- _Requirement_: Each record below is to be copied word for word, with pictures removed.

Entries from a dataset of interfaces:
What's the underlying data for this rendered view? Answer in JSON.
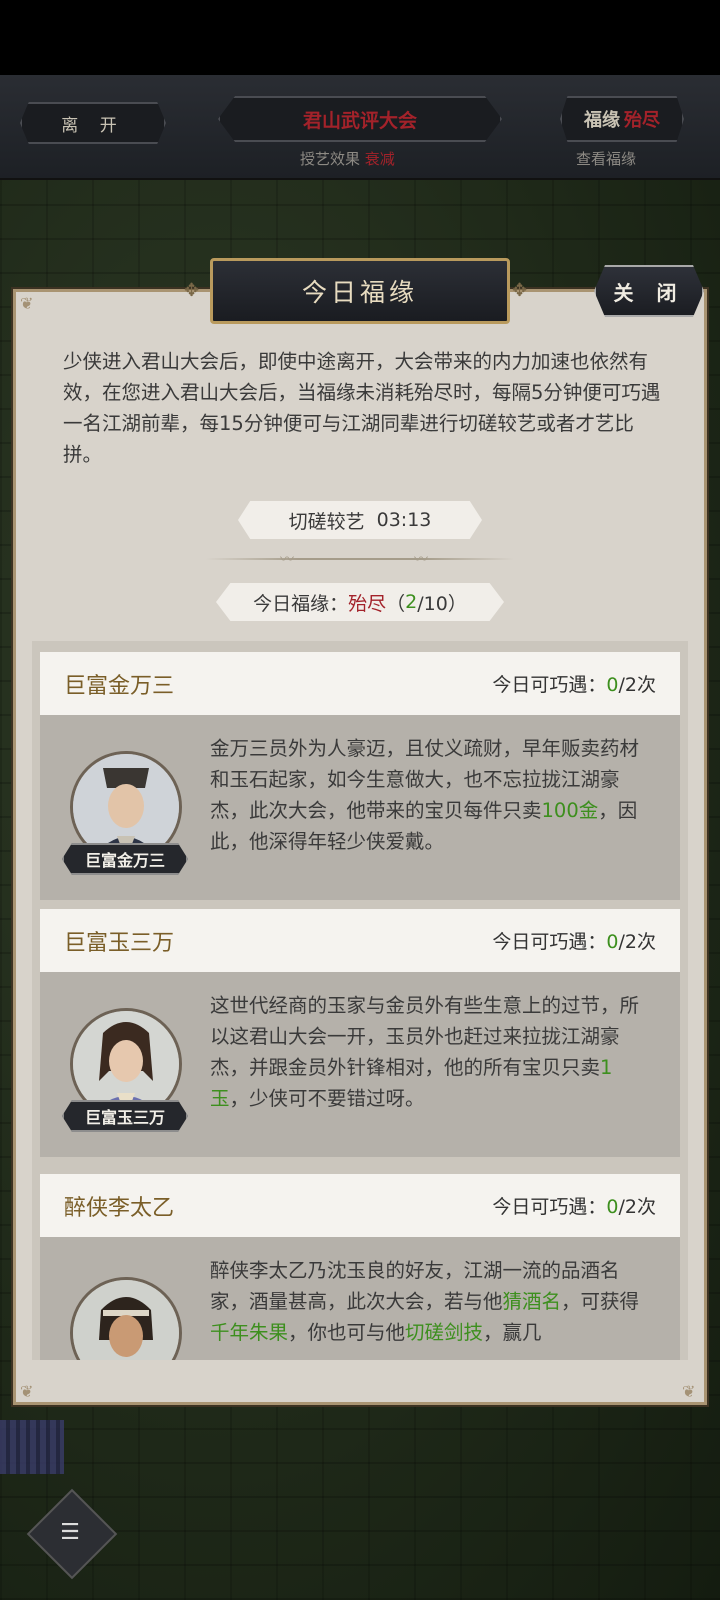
{
  "topbar": {
    "leave_label": "离 开",
    "event_title": "君山武评大会",
    "fortune_label": "福缘",
    "fortune_value": "殆尽",
    "teach_effect_label": "授艺效果",
    "teach_effect_value": "衰减",
    "view_fortune_label": "查看福缘"
  },
  "dialog": {
    "title": "今日福缘",
    "close_label": "关 闭",
    "intro": "少侠进入君山大会后，即使中途离开，大会带来的内力加速也依然有效，在您进入君山大会后，当福缘未消耗殆尽时，每隔5分钟便可巧遇一名江湖前辈，每15分钟便可与江湖同辈进行切磋较艺或者才艺比拼。",
    "spar_label": "切磋较艺",
    "spar_timer": "03:13",
    "daily_label": "今日福缘：",
    "daily_status": "殆尽",
    "daily_open": "（",
    "daily_used": "2",
    "daily_total": "/10）"
  },
  "npcs": [
    {
      "name": "巨富金万三",
      "count_label": "今日可巧遇：",
      "count_used": "0",
      "count_total": "/2次",
      "tag": "巨富金万三",
      "desc_a": "金万三员外为人豪迈，且仗义疏财，早年贩卖药材和玉石起家，如今生意做大，也不忘拉拢江湖豪杰，此次大会，他带来的宝贝每件只卖",
      "desc_hl": "100金",
      "desc_b": "，因此，他深得年轻少侠爱戴。"
    },
    {
      "name": "巨富玉三万",
      "count_label": "今日可巧遇：",
      "count_used": "0",
      "count_total": "/2次",
      "tag": "巨富玉三万",
      "desc_a": "这世代经商的玉家与金员外有些生意上的过节，所以这君山大会一开，玉员外也赶过来拉拢江湖豪杰，并跟金员外针锋相对，他的所有宝贝只卖",
      "desc_hl": "1玉",
      "desc_b": "，少侠可不要错过呀。"
    },
    {
      "name": "醉侠李太乙",
      "count_label": "今日可巧遇：",
      "count_used": "0",
      "count_total": "/2次",
      "desc_a": "醉侠李太乙乃沈玉良的好友，江湖一流的品酒名家，酒量甚高，此次大会，若与他",
      "desc_hl1": "猜酒名",
      "desc_b": "，可获得",
      "desc_hl2": "千年朱果",
      "desc_c": "，你也可与他",
      "desc_hl3": "切磋剑技",
      "desc_d": "，赢几"
    }
  ],
  "icons": {
    "chat": "chat-bubble-icon",
    "flourish": "ornament-icon"
  },
  "colors": {
    "accent_red": "#a3222a",
    "accent_green": "#3d8f1e",
    "name_gold": "#7a5e28",
    "panel_bg": "#d8d3cb"
  }
}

- _Result_:
What's the underlying data for this rendered view? Answer in JSON.
{
  "topbar": {
    "leave_label": "离 开",
    "event_title": "君山武评大会",
    "fortune_label": "福缘",
    "fortune_value": "殆尽",
    "teach_effect_label": "授艺效果",
    "teach_effect_value": "衰减",
    "view_fortune_label": "查看福缘"
  },
  "dialog": {
    "title": "今日福缘",
    "close_label": "关 闭",
    "intro": "少侠进入君山大会后，即使中途离开，大会带来的内力加速也依然有效，在您进入君山大会后，当福缘未消耗殆尽时，每隔5分钟便可巧遇一名江湖前辈，每15分钟便可与江湖同辈进行切磋较艺或者才艺比拼。",
    "spar_label": "切磋较艺",
    "spar_timer": "03:13",
    "daily_label": "今日福缘：",
    "daily_status": "殆尽",
    "daily_open": "（",
    "daily_used": "2",
    "daily_total": "/10）"
  },
  "npcs": [
    {
      "name": "巨富金万三",
      "count_label": "今日可巧遇：",
      "count_used": "0",
      "count_total": "/2次",
      "tag": "巨富金万三",
      "desc_a": "金万三员外为人豪迈，且仗义疏财，早年贩卖药材和玉石起家，如今生意做大，也不忘拉拢江湖豪杰，此次大会，他带来的宝贝每件只卖",
      "desc_hl": "100金",
      "desc_b": "，因此，他深得年轻少侠爱戴。"
    },
    {
      "name": "巨富玉三万",
      "count_label": "今日可巧遇：",
      "count_used": "0",
      "count_total": "/2次",
      "tag": "巨富玉三万",
      "desc_a": "这世代经商的玉家与金员外有些生意上的过节，所以这君山大会一开，玉员外也赶过来拉拢江湖豪杰，并跟金员外针锋相对，他的所有宝贝只卖",
      "desc_hl": "1玉",
      "desc_b": "，少侠可不要错过呀。"
    },
    {
      "name": "醉侠李太乙",
      "count_label": "今日可巧遇：",
      "count_used": "0",
      "count_total": "/2次",
      "desc_a": "醉侠李太乙乃沈玉良的好友，江湖一流的品酒名家，酒量甚高，此次大会，若与他",
      "desc_hl1": "猜酒名",
      "desc_b": "，可获得",
      "desc_hl2": "千年朱果",
      "desc_c": "，你也可与他",
      "desc_hl3": "切磋剑技",
      "desc_d": "，赢几"
    }
  ],
  "icons": {
    "chat": "chat-bubble-icon",
    "flourish": "ornament-icon"
  },
  "colors": {
    "accent_red": "#a3222a",
    "accent_green": "#3d8f1e",
    "name_gold": "#7a5e28",
    "panel_bg": "#d8d3cb"
  }
}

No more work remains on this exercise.